Iraq’s southern city of Basra, the country’s oil capital and center of its Shia majority, has seen mass protests that have left many of the buildings housing offices of the government, the main political parties, Shia militias and even the Iranian consulate in flames.
Iraqi security officials announced a curfew Friday across this city of 2 million, warning that anyone found in the streets would be arrested. An earlier attempt to impose such a curfew was rescinded after crowds defied the government and set up blockades across the Basra-Baghdad highway and the main port of Umm Qasr on the Persian Gulf, through which flow both Iraqi oil exports and food supplies as well as other goods imported into the country.
At least a dozen protesters have been killed in the course of the demonstrations, many of them victims of live fire by security forces. One demonstrator died Thursday night after being shot in the head with a teargas cannister.
Hundreds have been arrested, with reports that detainees have been routinely tortured. Two lawyers who came forward to represent the arrested demonstrators were assassinated.
Among the buildings torched by demonstrators were the offices of the state-run Iraqiya TV, the headquarters of the ruling Dawa Party, the Supreme Islamic Council and the Badr Organization, all of whose leaders are in Baghdad conducting corrupt, but so-far unsuccessful, attempts to cobble together a new ruling coalition government.
Protesters set fire to the offices of the Shia armed militia, Asaib Ahl al-Haq, as well as those of the Hikma Movement. They also stormed the house of the acting head of the provincial council.

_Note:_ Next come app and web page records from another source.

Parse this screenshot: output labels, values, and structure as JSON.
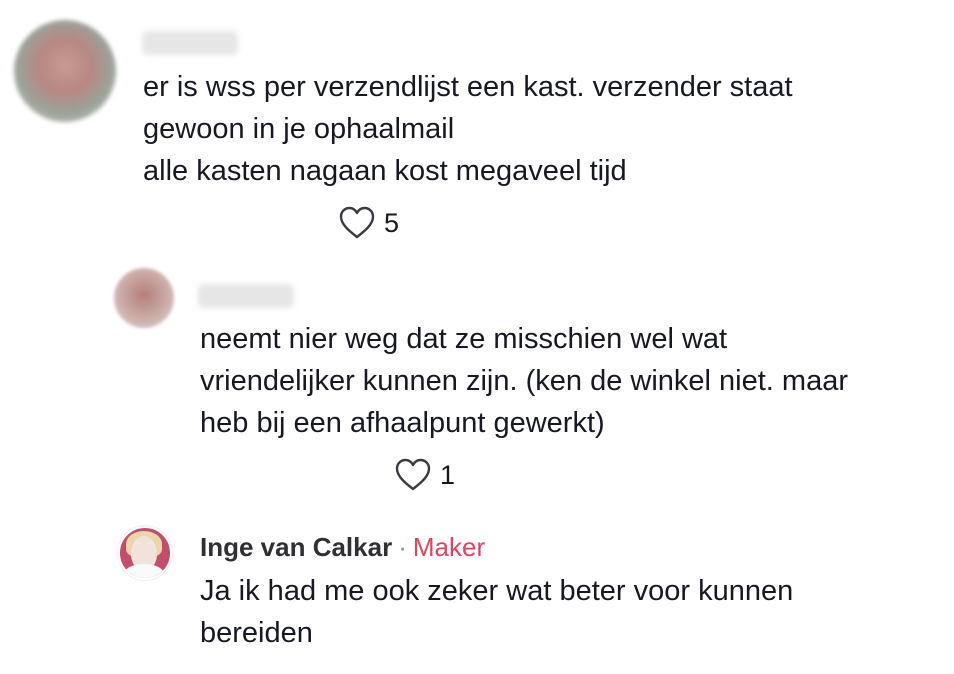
{
  "comments": [
    {
      "text": "er is wss per verzendlijst een kast. verzender staat\ngewoon in je ophaalmail\nalle kasten nagaan kost megaveel tijd",
      "likes": "5"
    },
    {
      "text": "neemt nier weg dat ze misschien wel wat\nvriendelijker kunnen zijn. (ken de winkel niet. maar\nheb bij een afhaalpunt gewerkt)",
      "likes": "1"
    },
    {
      "author": "Inge van Calkar",
      "separator": "·",
      "badge": "Maker",
      "text": "Ja ik had me ook zeker wat beter voor kunnen\nbereiden"
    }
  ],
  "colors": {
    "text": "#161823",
    "creator_badge": "#e2445f",
    "separator": "#8a8b91"
  },
  "icons": {
    "like": "heart-outline-icon"
  }
}
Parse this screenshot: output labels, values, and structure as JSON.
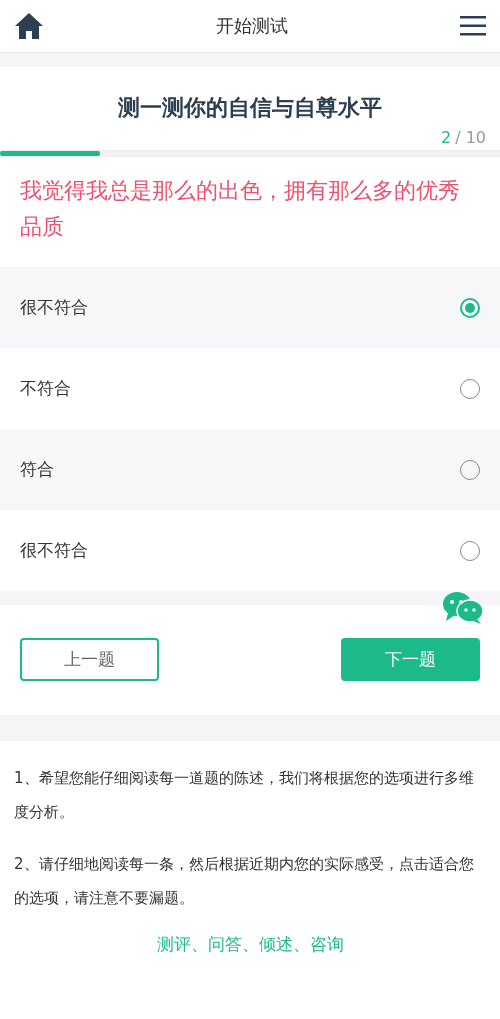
{
  "header": {
    "title": "开始测试"
  },
  "quiz": {
    "title": "测一测你的自信与自尊水平",
    "progress": {
      "current": "2",
      "total": "/ 10",
      "level": 0.2
    },
    "question": "我觉得我总是那么的出色，拥有那么多的优秀品质",
    "options": [
      {
        "label": "很不符合",
        "selected": true
      },
      {
        "label": "不符合",
        "selected": false
      },
      {
        "label": "符合",
        "selected": false
      },
      {
        "label": "很不符合",
        "selected": false
      }
    ]
  },
  "buttons": {
    "previous": "上一题",
    "next": "下一题"
  },
  "notes": [
    "1、希望您能仔细阅读每一道题的陈述，我们将根据您的选项进行多维度分析。",
    "2、请仔细地阅读每一条，然后根据近期内您的实际感受，点击适合您的选项，请注意不要漏题。"
  ],
  "footer": "测评、问答、倾述、咨询"
}
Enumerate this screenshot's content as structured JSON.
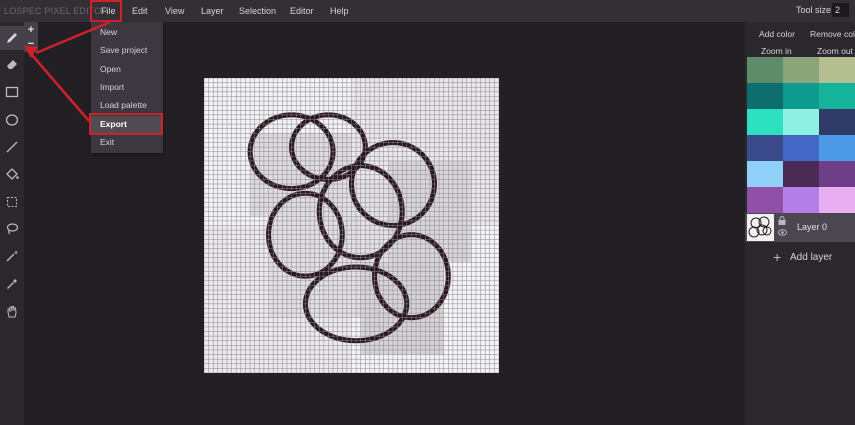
{
  "app": {
    "title": "LOSPEC PIXEL EDITOR"
  },
  "menu": {
    "items": [
      "File",
      "Edit",
      "View",
      "Layer",
      "Selection",
      "Editor",
      "Help"
    ]
  },
  "tool_size": {
    "label": "Tool size",
    "value": "2"
  },
  "size_buttons": {
    "plus": "+",
    "minus": "−"
  },
  "tools": [
    "pencil-icon",
    "eraser-icon",
    "rectangle-icon",
    "ellipse-icon",
    "line-icon",
    "fill-bucket-icon",
    "rectangular-selection-icon",
    "lasso-icon",
    "magic-wand-icon",
    "eyedropper-icon",
    "hand-pan-icon"
  ],
  "file_menu": {
    "items": [
      "New",
      "Save project",
      "Open",
      "Import",
      "Load palette",
      "Export",
      "Exit"
    ],
    "highlighted": "Export"
  },
  "right_panel": {
    "add_color": "Add color",
    "remove_color": "Remove colo",
    "zoom_in": "Zoom in",
    "zoom_out": "Zoom out"
  },
  "palette": {
    "colors": [
      "#5e8c6a",
      "#8aa67a",
      "#b5be8e",
      "#0d6d6f",
      "#0e9a8e",
      "#14b39a",
      "#2de0c0",
      "#8df0e0",
      "#2f3a66",
      "#3b4a8a",
      "#4466c4",
      "#4d9ae8",
      "#8fd0f8",
      "#4b2a55",
      "#6e3f88",
      "#9050a8",
      "#b480e8",
      "#e8b0f0"
    ]
  },
  "layers": [
    {
      "name": "Layer 0"
    }
  ],
  "add_layer": {
    "label": "Add layer"
  },
  "accent": {
    "annotation_red": "#d0202a",
    "outline": "#2a1820"
  }
}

The attack on the Iranian consulate stemmed at least in part…